Army's research command ups ante in nationwide thrust to grow systems engineering
April 21, 2011
- Systems engineering makes systems work by integrating together more specialized, engineering disciplines
- 20 Universities and the DoD are researching and collaborating to advance the systems engineering discipline
- Thousands of Army engineers joined the academic community to advance this critical engineering art
- Soldiers will benefit from state-of-the-art systems engineering while their input advances the state-of-the-art
HOBOKEN, N.J. -- At a ceremony here April 18, the U.S. Army Research Development and Engineering Command (RDECOM) signed on with the nation's leading systems engineering professors who are collaborating across the nation to meet a Defense Department need to reclaim excellence in a critical skill.
Signing a Cooperative Research and Development Agreement (CRADA) were the Commanding General of RDECOM, Maj. Gen. Nickolas Justice and George Korfiatis, provost and interim president of Stevens Institute of Technology, who signed the document at his campus for the Systems Engineering Research Center (SERC).
The SERC is a collaborative network of 20 U.S. research institutions and over 200 researchers. Among its centers are the University of Southern California, Purdue, Texas A&M and the Naval Postgraduate School. It is designated a University Affiliated Research Program by the Defense Department to ensure that essential engineering and technology capabilities of importance to the DoD are maintained.
The CRADA provides a partnership framework where academics in the SERC can perform technical tasks that deliver state-of-the-art research to RDECOM engineers who develop complex systems for Soldiers. "It represents the future in terms of how the university researcher, government and industry can collaborate in a very meaningful and big way," said Korfiatis.
Within the SERC, each partner institution takes a lead role researching various aspects of the systems engineering discipline. Topic examples include, "systems thinking," "human/technology interaction in complex systems," "life cycle models," and "practices and tools."
The new partnership avails the open and unbounded aspects of the academic environment to the Army's systems engineers. "It's an environment where industry, people from government and academic institutions can attain clarity, and clarity means solutions," said Justice. "It builds on an opportunity for our young engineers to continue to grow in an ever evolving academic field."
For the SERC, the partnership will advance systems engineering models, methods, principles and practices as they work on projects with the engineers in RDECOM who work closely with military system users - the Soldiers - giving academics valuable insights into the needs that drive development of complex systems, said Korfiatis.
"Academics produce their best products when they are engaged with people in the field," said Kristen Baldwin, Principal Deputy, Deputy Assistant Secretary of Defense, Systems Engineering. "Systems engineering is a field discipline."
SERC research is transferred into systems engineering degree programs, according to the SERC website: http://www.sercuarc.org.
The website addresses the SERC's goal to meet systems engineering's current challenges in its role as the integrating discipline among more specific engineering disciplines: A perception that it is unable to keep up with the existing complexity, collaboration and pace of technology, and engineering's recent focus on highly specialized technical areas without predicting the subtleties of the interactions between those areas.

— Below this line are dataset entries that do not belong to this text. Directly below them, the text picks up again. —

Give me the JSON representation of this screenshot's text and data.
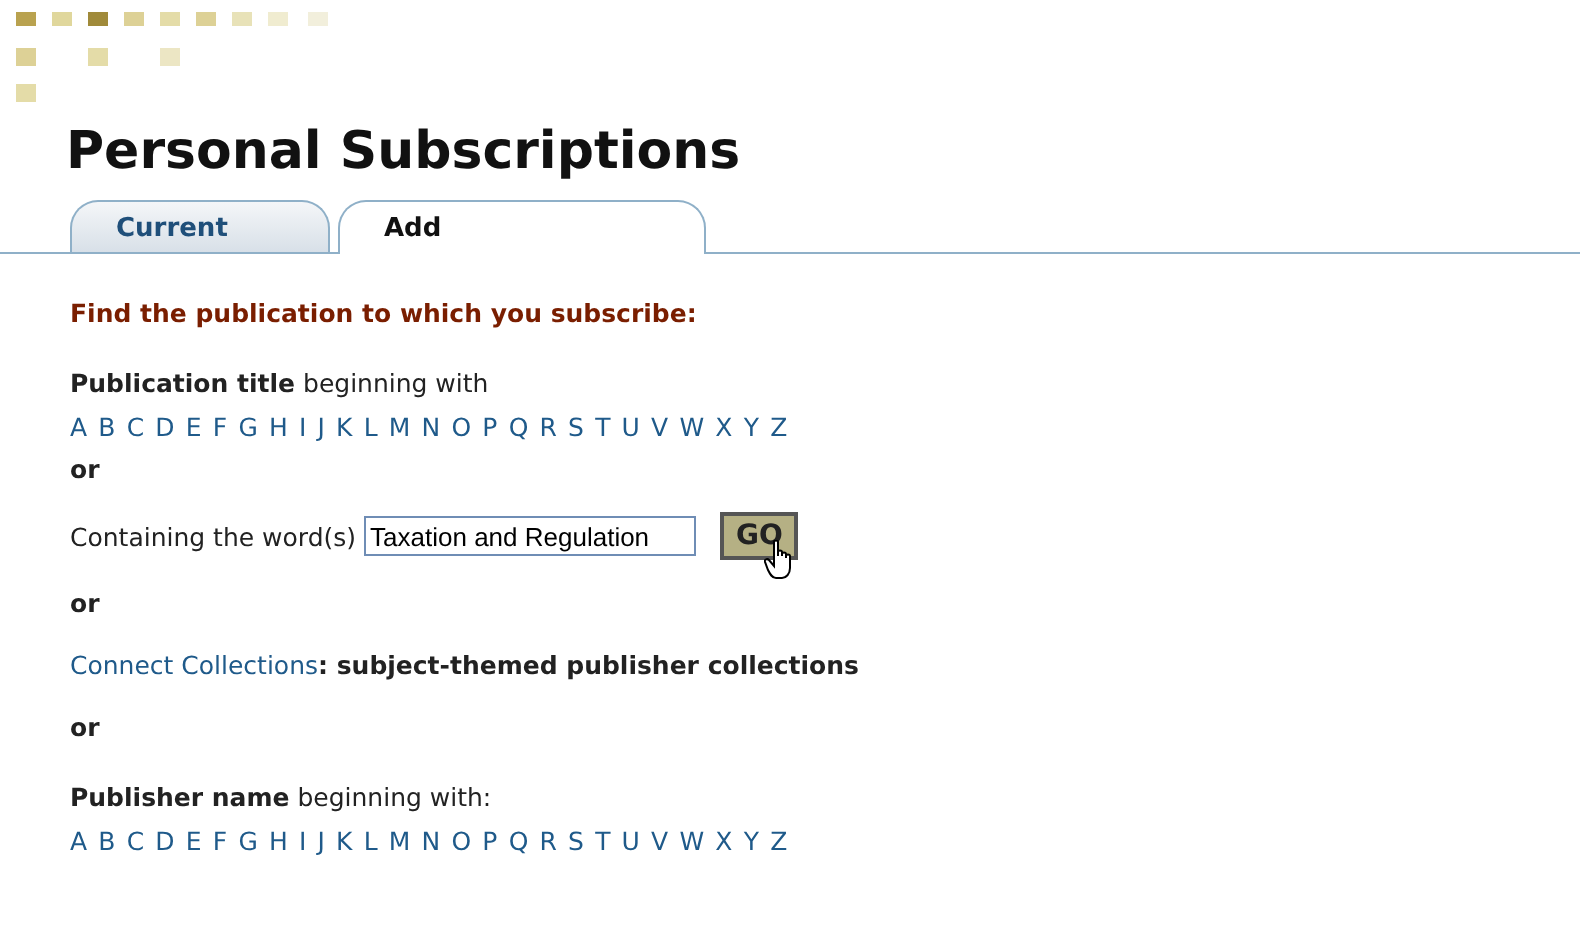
{
  "title": "Personal Subscriptions",
  "tabs": [
    {
      "label": "Current",
      "selected": false
    },
    {
      "label": "Add",
      "selected": true
    }
  ],
  "prompt": "Find the publication to which you subscribe:",
  "title_search": {
    "label_bold": "Publication title",
    "label_rest": "beginning with",
    "letters": [
      "A",
      "B",
      "C",
      "D",
      "E",
      "F",
      "G",
      "H",
      "I",
      "J",
      "K",
      "L",
      "M",
      "N",
      "O",
      "P",
      "Q",
      "R",
      "S",
      "T",
      "U",
      "V",
      "W",
      "X",
      "Y",
      "Z"
    ]
  },
  "or_1": "or",
  "word_search": {
    "label": "Containing the word(s)",
    "value": "Taxation and Regulation",
    "button": "GO"
  },
  "or_2": "or",
  "collections": {
    "link": "Connect Collections",
    "rest": ": subject-themed publisher collections"
  },
  "or_3": "or",
  "publisher_search": {
    "label_bold": "Publisher name",
    "label_rest": "beginning with:",
    "letters": [
      "A",
      "B",
      "C",
      "D",
      "E",
      "F",
      "G",
      "H",
      "I",
      "J",
      "K",
      "L",
      "M",
      "N",
      "O",
      "P",
      "Q",
      "R",
      "S",
      "T",
      "U",
      "V",
      "W",
      "X",
      "Y",
      "Z"
    ]
  }
}
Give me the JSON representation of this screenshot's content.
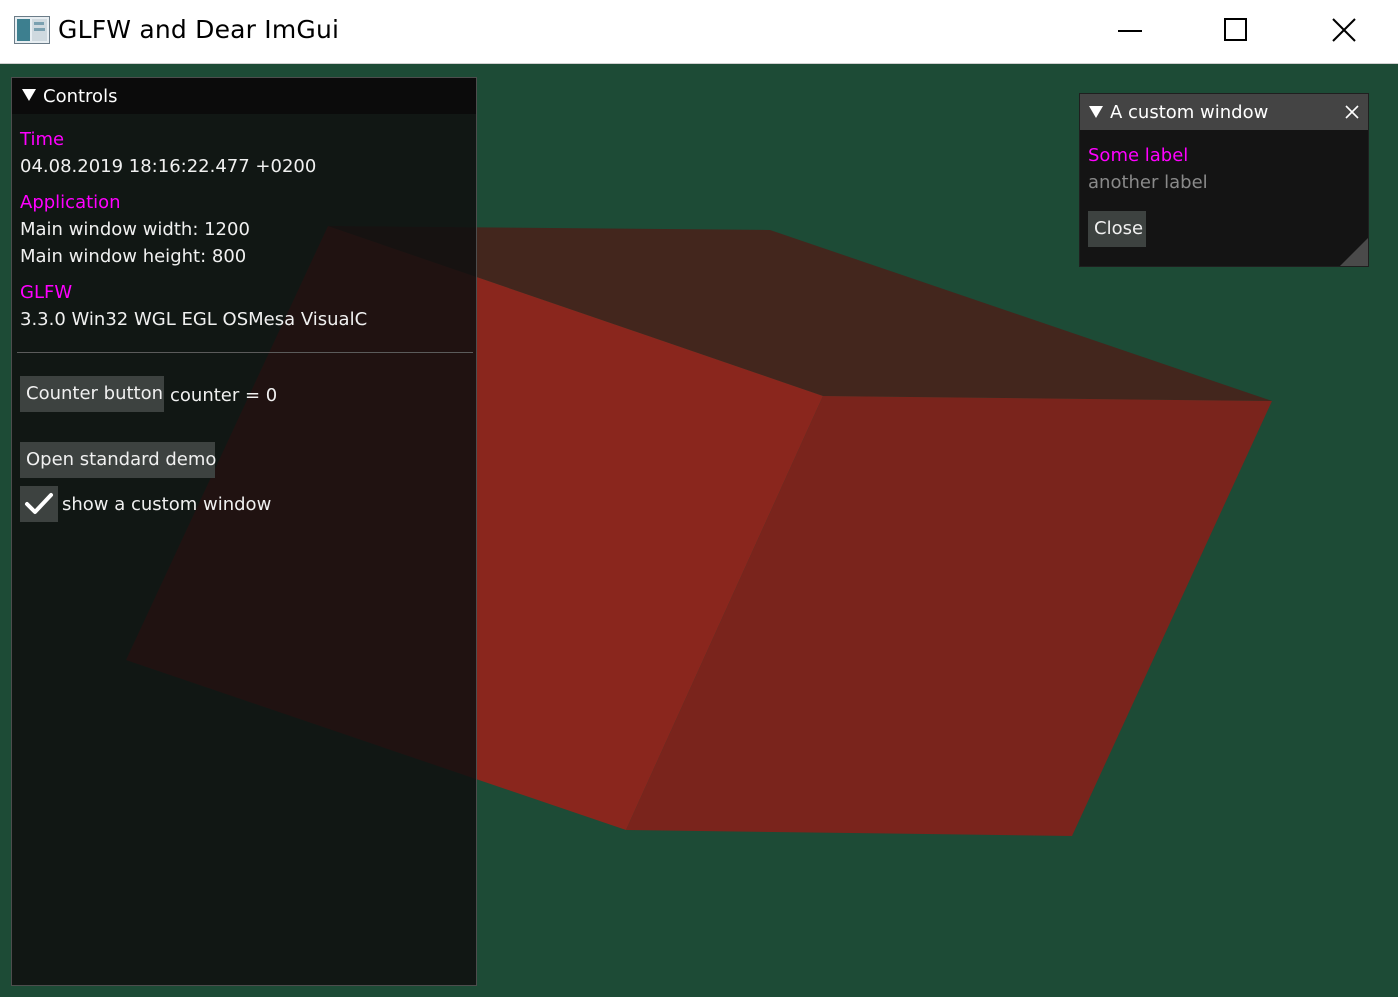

Falling short of the demand for systems engineering skills would create a "critical crisis," said Justice. Interest in systems engineering had once been more "vibrant," and the new partnership is an opportunity: "This can spark a resurgence in systems engineering as a field of interest, as it was during the post World War II period and with the space program."
Korfiatis said the partnership would lead to a pipeline that helps transition personnel between the government and academic worlds. "Leaders in the Army recognize the value of a well-educated and talented workforce, he said. "We're doing the best that we can in the partner universities to provide such a pipeline for you."
Baldwin said the CRADA will create new opportunities for strong relationships that exist between RDECOM centers and academic institutions, like New Jersey's Armament Research and Engineering Center and Stevens Institute of Technology; Alabama's University of Alabama Huntsville and the Aviation and Missile Research Development and Engineering Center, and Detroit's Wayne State and the Tank and Automotive Research Development and Engineering Center.
Director of the ARDEC, Gerardo Melendez, said he hopes word will travel among his scientists and engineers about the potential for the new arrangement. "It's a tremendous capability that is now available to them," he said.
"The Army is leading the way, out front, on point, in establishing the strategic relationship with the SERC," said Baldwin.